> Exercise materials

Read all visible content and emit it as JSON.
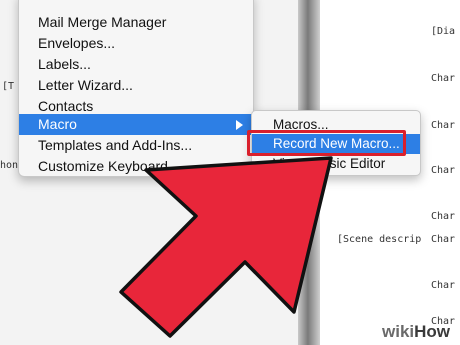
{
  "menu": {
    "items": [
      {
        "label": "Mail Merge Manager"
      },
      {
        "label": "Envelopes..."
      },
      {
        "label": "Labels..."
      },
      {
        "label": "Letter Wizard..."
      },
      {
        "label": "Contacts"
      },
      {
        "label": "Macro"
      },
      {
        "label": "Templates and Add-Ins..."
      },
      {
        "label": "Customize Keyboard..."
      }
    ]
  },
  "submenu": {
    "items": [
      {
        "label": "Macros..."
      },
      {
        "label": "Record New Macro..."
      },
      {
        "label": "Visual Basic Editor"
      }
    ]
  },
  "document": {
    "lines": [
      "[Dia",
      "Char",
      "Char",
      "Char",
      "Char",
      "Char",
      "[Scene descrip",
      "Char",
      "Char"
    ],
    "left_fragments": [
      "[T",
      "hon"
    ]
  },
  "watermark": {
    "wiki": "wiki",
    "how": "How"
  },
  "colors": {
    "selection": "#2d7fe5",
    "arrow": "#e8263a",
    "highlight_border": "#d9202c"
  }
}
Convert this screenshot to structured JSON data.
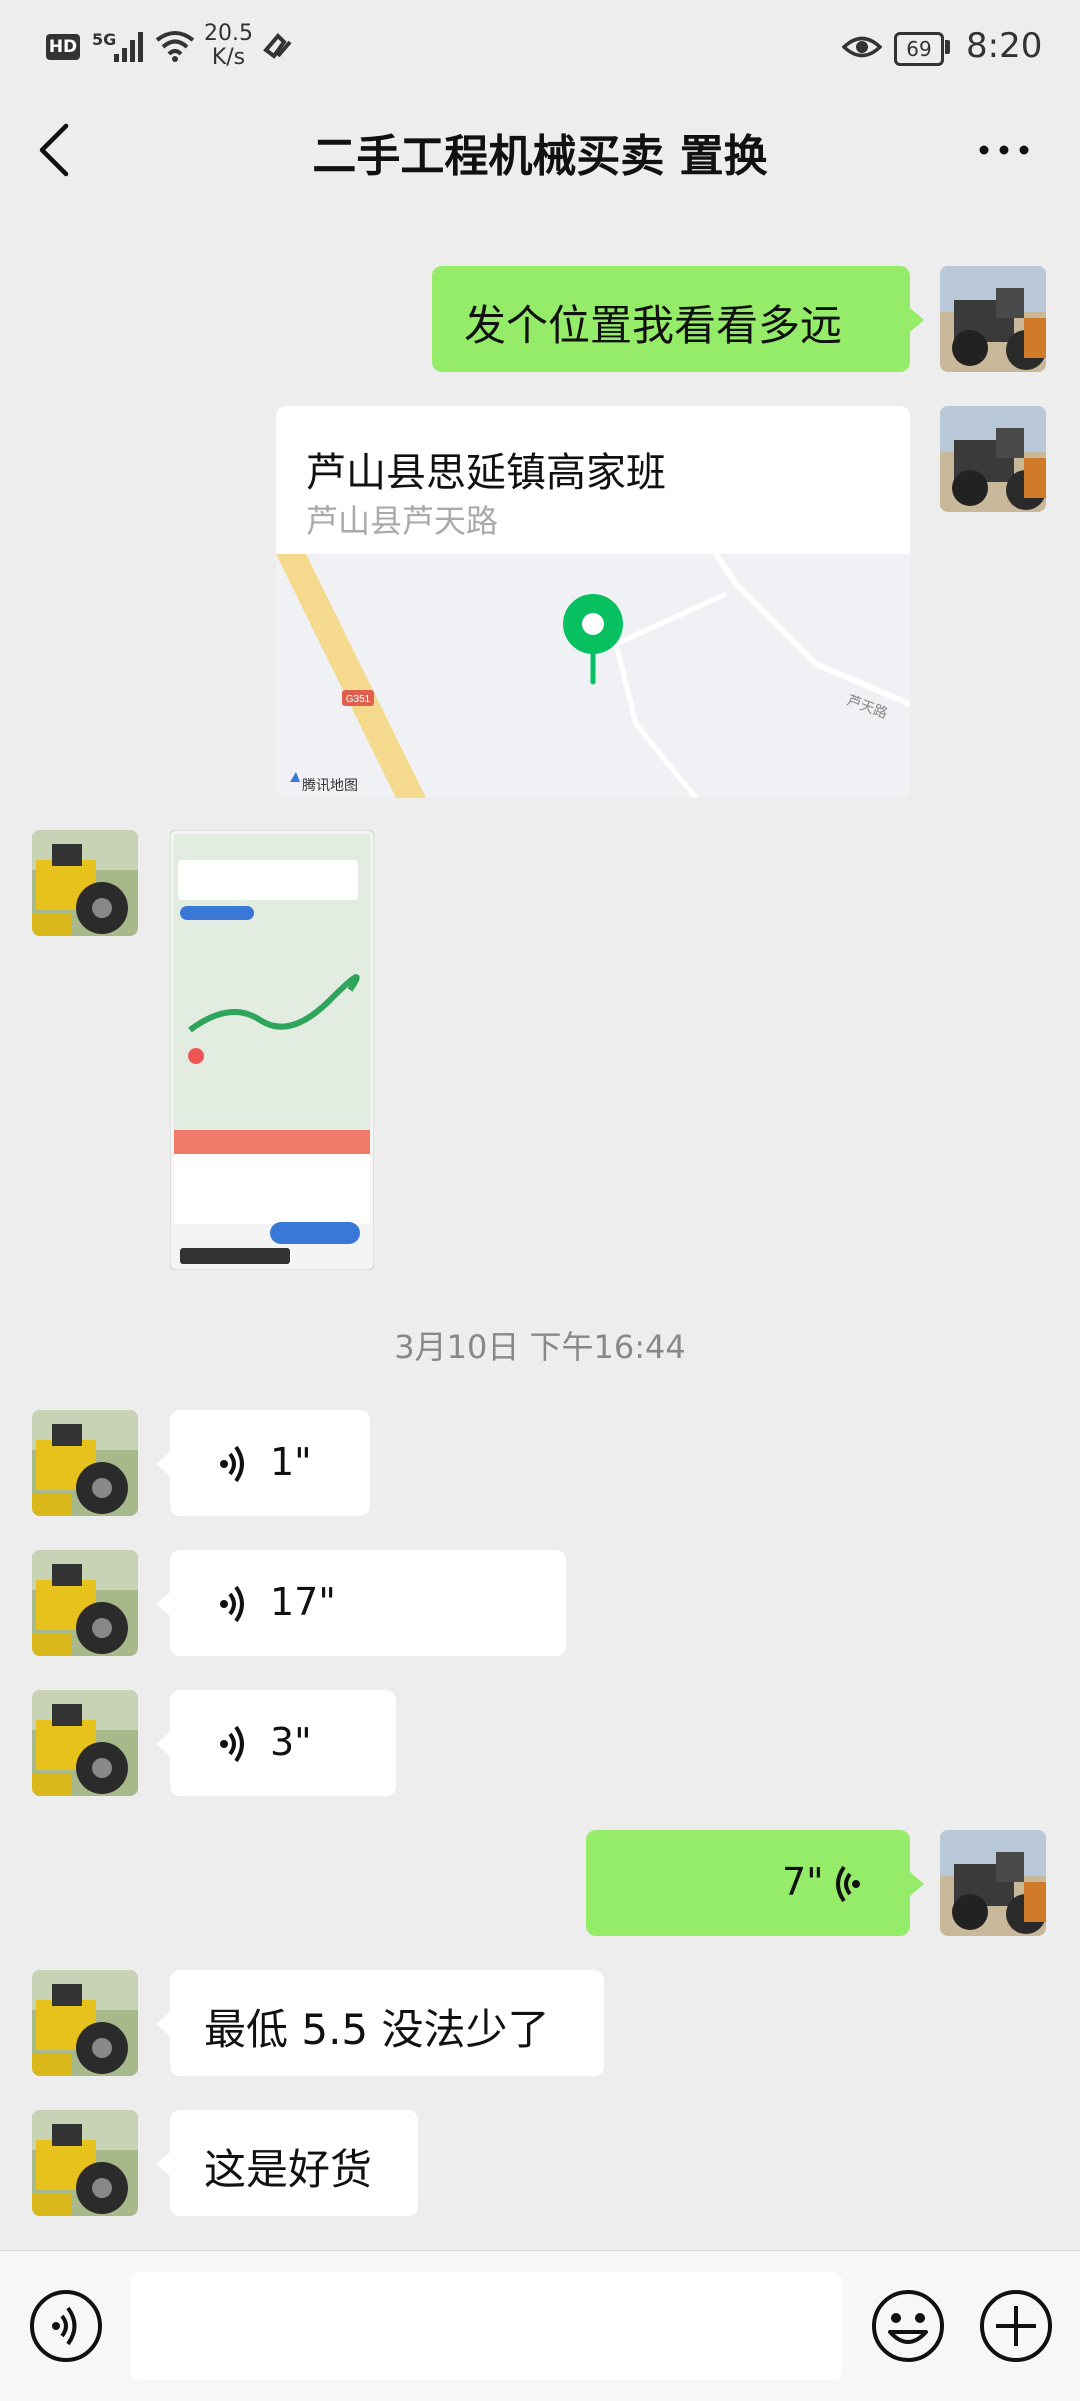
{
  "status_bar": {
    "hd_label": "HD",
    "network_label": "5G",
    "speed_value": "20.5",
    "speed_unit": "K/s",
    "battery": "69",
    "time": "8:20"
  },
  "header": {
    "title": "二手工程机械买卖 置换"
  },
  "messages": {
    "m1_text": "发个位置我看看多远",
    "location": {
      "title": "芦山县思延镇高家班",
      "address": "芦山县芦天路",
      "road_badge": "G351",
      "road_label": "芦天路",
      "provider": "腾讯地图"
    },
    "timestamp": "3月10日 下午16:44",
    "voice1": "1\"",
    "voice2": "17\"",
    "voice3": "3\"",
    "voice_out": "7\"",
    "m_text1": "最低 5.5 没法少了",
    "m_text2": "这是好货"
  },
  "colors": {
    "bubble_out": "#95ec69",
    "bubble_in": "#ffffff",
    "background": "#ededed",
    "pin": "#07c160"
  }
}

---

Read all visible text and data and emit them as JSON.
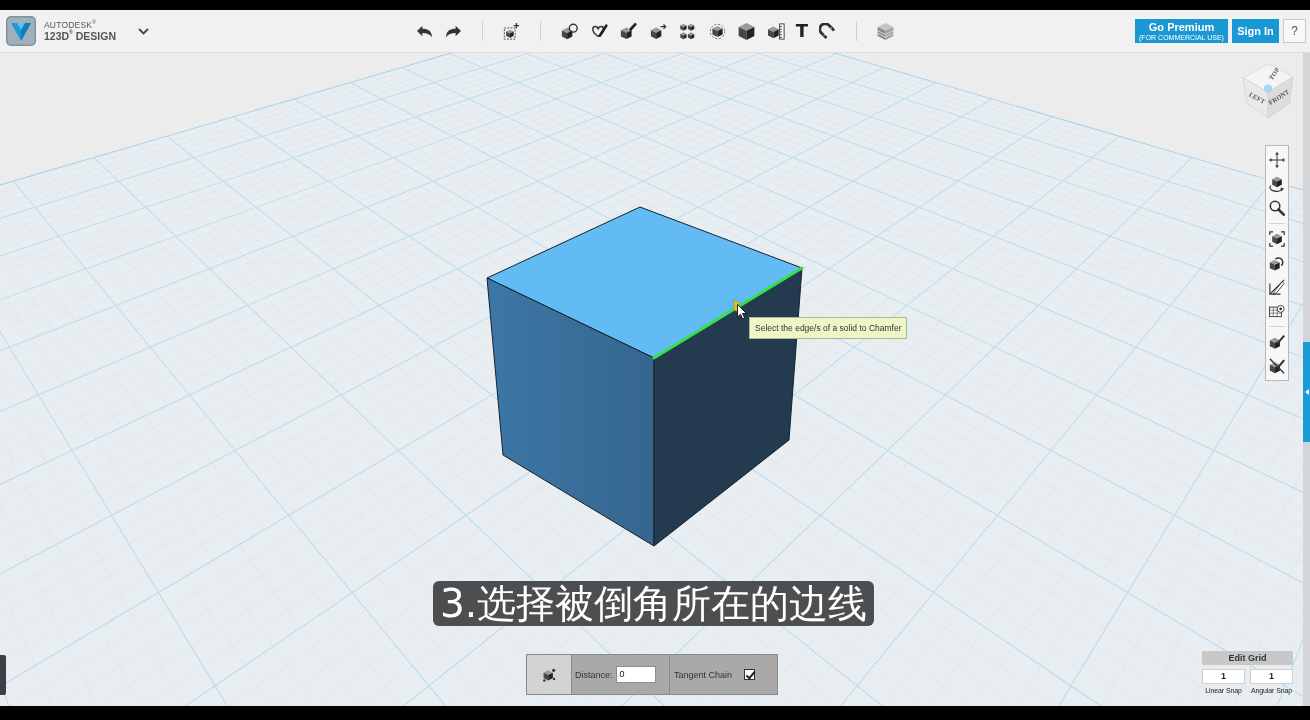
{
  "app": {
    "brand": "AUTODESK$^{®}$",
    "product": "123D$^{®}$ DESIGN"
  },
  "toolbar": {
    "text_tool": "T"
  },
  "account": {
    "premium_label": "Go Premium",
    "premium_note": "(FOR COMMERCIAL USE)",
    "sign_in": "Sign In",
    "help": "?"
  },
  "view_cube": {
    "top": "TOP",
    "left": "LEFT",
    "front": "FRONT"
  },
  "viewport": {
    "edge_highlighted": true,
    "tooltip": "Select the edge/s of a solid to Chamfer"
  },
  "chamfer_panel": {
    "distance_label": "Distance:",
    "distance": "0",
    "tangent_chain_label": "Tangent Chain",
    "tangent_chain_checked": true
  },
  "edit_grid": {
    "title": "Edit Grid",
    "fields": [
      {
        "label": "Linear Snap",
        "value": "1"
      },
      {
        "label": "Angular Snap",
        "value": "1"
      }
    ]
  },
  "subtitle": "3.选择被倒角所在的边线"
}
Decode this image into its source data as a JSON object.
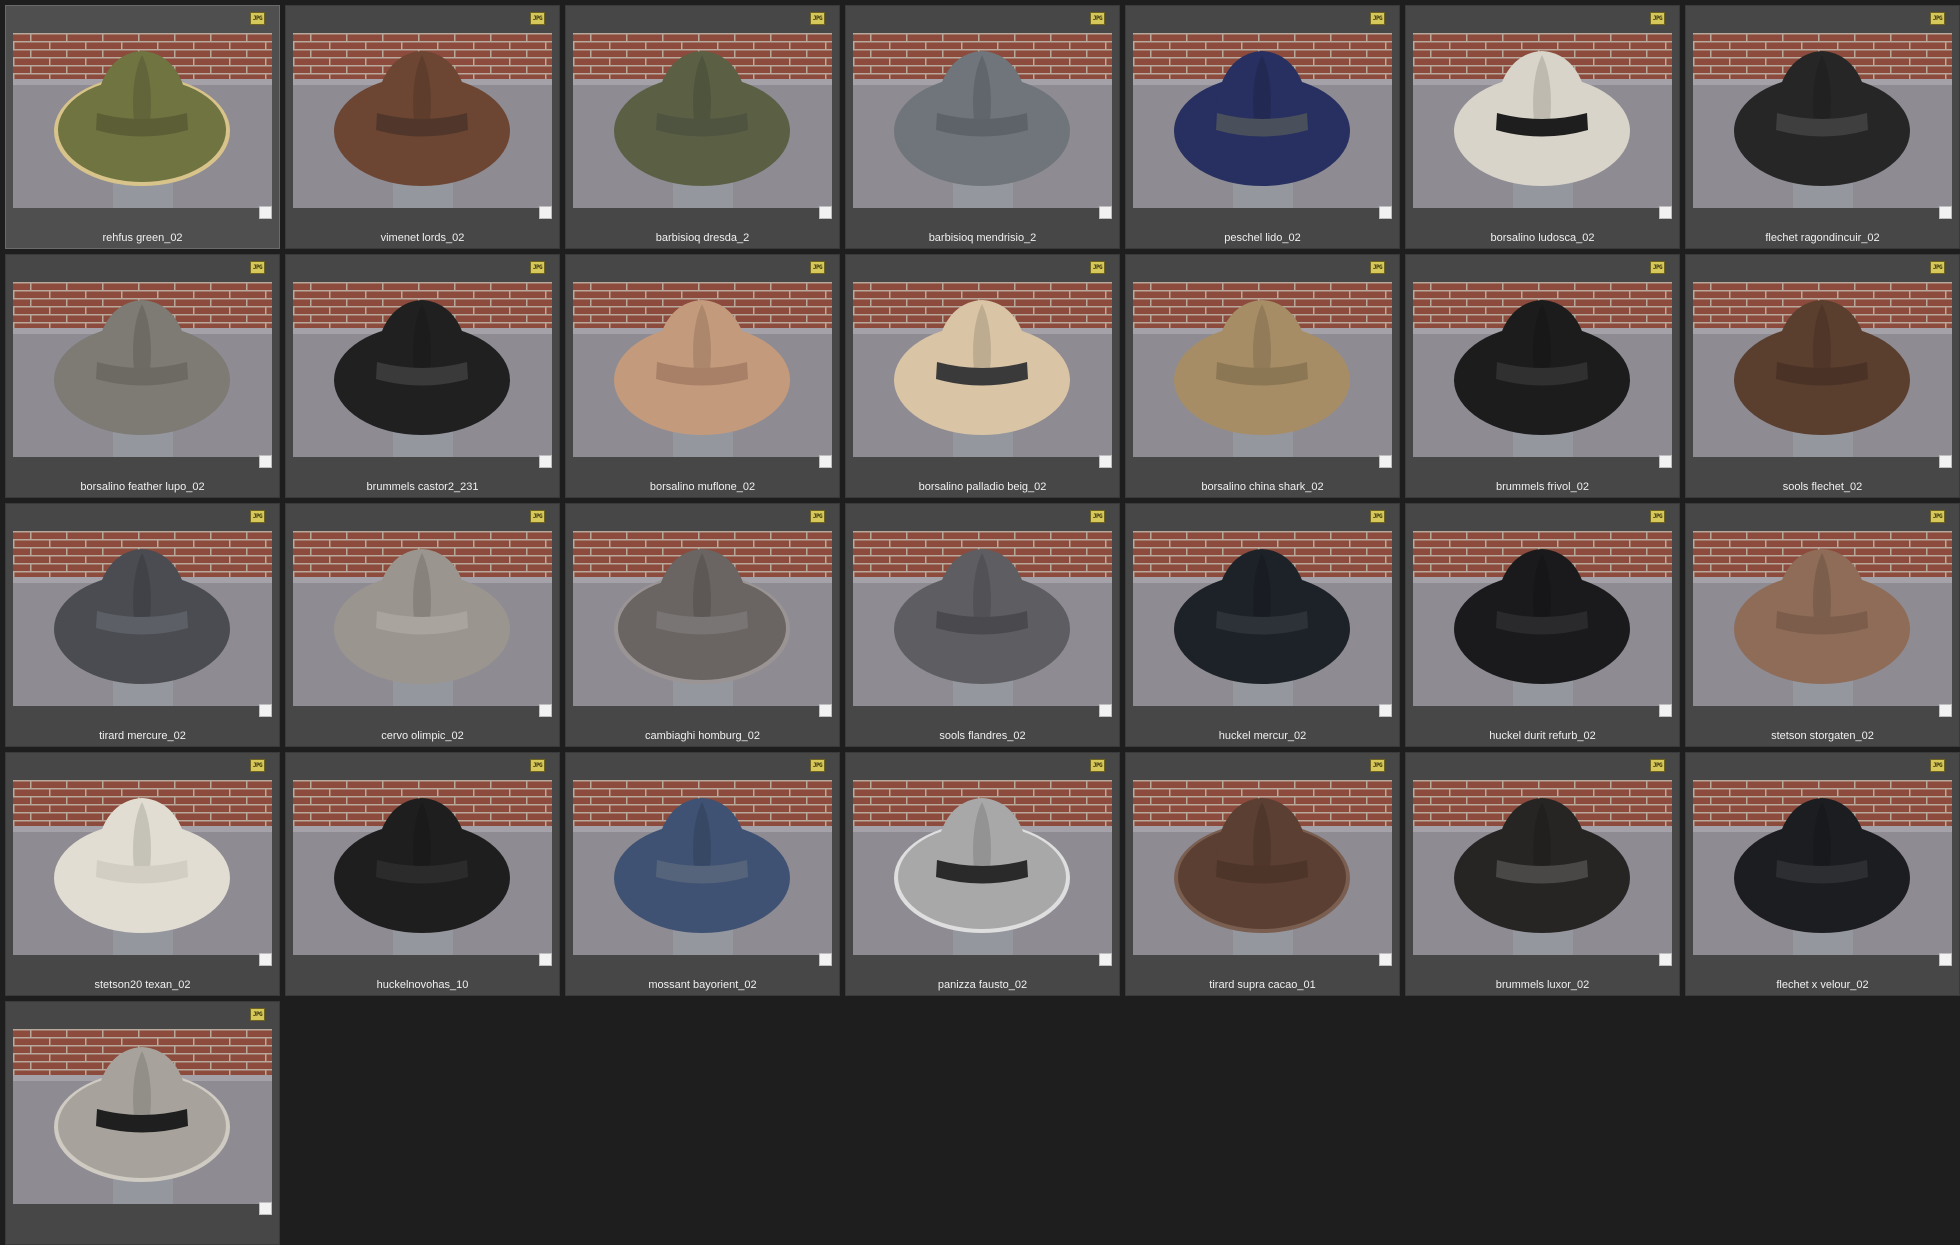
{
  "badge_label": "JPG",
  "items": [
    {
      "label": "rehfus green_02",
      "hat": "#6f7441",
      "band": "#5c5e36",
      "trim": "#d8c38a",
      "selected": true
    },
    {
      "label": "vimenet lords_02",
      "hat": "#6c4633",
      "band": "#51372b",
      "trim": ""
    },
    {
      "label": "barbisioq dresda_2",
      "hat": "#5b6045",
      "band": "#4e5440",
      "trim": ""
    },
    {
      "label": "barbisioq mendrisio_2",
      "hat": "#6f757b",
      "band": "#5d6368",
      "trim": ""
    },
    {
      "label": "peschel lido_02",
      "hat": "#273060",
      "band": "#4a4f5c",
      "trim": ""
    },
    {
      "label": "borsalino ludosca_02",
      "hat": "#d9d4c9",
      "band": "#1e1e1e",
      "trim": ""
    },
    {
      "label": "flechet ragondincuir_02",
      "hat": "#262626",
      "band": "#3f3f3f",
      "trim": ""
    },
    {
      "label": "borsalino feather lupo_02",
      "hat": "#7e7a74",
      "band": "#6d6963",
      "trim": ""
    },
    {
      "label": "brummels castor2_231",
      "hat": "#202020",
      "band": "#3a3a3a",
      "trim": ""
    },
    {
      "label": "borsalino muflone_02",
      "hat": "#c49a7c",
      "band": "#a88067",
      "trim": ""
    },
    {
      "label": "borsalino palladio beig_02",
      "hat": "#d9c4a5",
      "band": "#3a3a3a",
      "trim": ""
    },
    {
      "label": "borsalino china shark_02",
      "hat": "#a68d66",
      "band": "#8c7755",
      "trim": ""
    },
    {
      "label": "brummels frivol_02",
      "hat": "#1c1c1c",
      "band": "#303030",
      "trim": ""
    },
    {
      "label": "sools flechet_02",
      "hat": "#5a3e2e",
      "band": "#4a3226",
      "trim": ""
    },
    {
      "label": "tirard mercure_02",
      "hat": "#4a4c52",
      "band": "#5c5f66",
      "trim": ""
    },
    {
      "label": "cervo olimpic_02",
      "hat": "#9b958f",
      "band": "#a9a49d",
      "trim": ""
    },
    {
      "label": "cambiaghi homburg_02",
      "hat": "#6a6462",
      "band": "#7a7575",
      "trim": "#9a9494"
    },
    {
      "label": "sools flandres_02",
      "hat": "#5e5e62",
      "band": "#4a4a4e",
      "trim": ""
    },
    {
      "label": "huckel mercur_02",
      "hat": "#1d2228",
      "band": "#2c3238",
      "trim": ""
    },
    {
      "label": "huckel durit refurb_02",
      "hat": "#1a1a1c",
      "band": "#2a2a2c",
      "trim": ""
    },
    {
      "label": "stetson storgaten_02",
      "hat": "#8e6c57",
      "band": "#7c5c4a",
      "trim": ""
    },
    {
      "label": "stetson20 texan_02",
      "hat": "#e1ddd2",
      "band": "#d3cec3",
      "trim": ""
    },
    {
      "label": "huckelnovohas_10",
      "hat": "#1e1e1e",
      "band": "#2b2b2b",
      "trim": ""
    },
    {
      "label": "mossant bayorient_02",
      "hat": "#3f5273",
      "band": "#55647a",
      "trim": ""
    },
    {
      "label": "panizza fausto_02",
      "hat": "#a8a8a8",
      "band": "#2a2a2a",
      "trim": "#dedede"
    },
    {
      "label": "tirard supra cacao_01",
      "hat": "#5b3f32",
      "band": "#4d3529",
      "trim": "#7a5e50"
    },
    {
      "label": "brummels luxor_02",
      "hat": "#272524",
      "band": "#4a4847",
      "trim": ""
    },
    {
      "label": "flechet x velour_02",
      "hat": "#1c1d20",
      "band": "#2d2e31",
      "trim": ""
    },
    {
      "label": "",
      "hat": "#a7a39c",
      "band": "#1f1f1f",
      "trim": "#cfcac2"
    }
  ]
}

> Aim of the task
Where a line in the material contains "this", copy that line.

> Completed exercise
Convert this screenshot to structured JSON data.
Decode this image into its source data as a JSON object.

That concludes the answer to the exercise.